Notch Signaling Modulates the Balance of Regulatory T Cells and T Helper 17 Cells in Patients with Chronic Hepatitis C.DNA Cell Biol 2017; 36(4):311-320DC
The imbalance of regulatory T cells (Tregs) and T helper 17 (Th17) cells contributes to the persistent hepatitis C virus (HCV) infection. However, modulatory factors associated with Tregs-Th17 balance were not fully elucidated. A recent study demonstrated an immunoregulatory strategy by inactivation of Notch signaling to reverse the disequilibrium of Tregs-Th17 cells in immune thrombocytopenia. Thus, the aim of this study was to assess the effect of Notch signaling in regulating the functions of Tregs and Th17 cells in chronic hepatitis C. A total of 46 patients with chronic hepatitis C and 17 normal controls (NCs) were enrolled. mRNA expressions of Notch1 and Notch2 were semiquantified by real-time reserve polymerase chain reaction.

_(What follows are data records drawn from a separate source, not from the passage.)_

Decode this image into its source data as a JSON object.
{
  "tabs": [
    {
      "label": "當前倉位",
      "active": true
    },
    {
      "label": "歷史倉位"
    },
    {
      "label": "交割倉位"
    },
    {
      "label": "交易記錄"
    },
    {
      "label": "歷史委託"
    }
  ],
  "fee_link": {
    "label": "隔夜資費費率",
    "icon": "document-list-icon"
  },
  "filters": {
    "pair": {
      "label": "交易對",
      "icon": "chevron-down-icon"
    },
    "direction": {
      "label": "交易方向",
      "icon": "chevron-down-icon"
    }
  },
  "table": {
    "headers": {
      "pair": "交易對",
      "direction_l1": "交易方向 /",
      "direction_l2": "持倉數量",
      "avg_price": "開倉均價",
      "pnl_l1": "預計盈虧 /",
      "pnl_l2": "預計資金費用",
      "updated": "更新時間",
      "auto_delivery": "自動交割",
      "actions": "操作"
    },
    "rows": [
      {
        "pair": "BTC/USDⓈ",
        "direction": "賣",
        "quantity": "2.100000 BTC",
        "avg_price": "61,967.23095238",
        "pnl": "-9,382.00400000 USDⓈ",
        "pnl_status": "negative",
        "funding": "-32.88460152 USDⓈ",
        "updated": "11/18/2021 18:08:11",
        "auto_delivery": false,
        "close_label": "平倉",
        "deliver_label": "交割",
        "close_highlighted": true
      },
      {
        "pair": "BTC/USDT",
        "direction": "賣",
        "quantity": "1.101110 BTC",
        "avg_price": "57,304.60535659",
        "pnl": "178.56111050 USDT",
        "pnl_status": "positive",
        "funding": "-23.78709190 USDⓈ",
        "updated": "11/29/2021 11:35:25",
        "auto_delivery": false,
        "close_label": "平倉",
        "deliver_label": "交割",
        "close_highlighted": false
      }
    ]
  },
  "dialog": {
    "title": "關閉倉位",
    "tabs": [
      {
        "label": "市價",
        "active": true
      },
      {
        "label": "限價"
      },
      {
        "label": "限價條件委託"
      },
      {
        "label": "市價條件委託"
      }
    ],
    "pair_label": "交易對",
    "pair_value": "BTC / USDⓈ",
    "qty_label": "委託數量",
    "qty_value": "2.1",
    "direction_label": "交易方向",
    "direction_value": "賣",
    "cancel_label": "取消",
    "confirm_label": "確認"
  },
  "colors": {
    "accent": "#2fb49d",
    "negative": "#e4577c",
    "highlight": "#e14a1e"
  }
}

Percentages of Tregs-Th17, levels of key transcriptional factors, and cytokine productions were measured in response to treatment by DAPT, a γ-secretase inhibitor to suppress Notch signaling. We found that Notch1 and Notch2 mRNAs were significantly elevated in peripheral blood mononuclear cells from chronic hepatitis C patients compared with those from NCs. DAPT treatment reduced Th17 response by downregulation of RORγt expression and interleukin (IL)-17/IL-22 secretion. Tregs proportion, FoxP3 expression, and IL-10 production did not change significantly with DAPT treatment in chronic hepatitis C; however, blockage of Notch signaling inhibited the suppressive function of Tregs. Moreover, effective anti-HCV therapy not only reduced Notch1 and Notch2 expression but also decreased Tregs and Th17 proportions. The current data provided a novel mechanism underlying the modulation of Treg-Th17 balance. The link between Notch signaling and Th cells might lead to a new intervention for breaking immunotolerance of chronic HCV infection.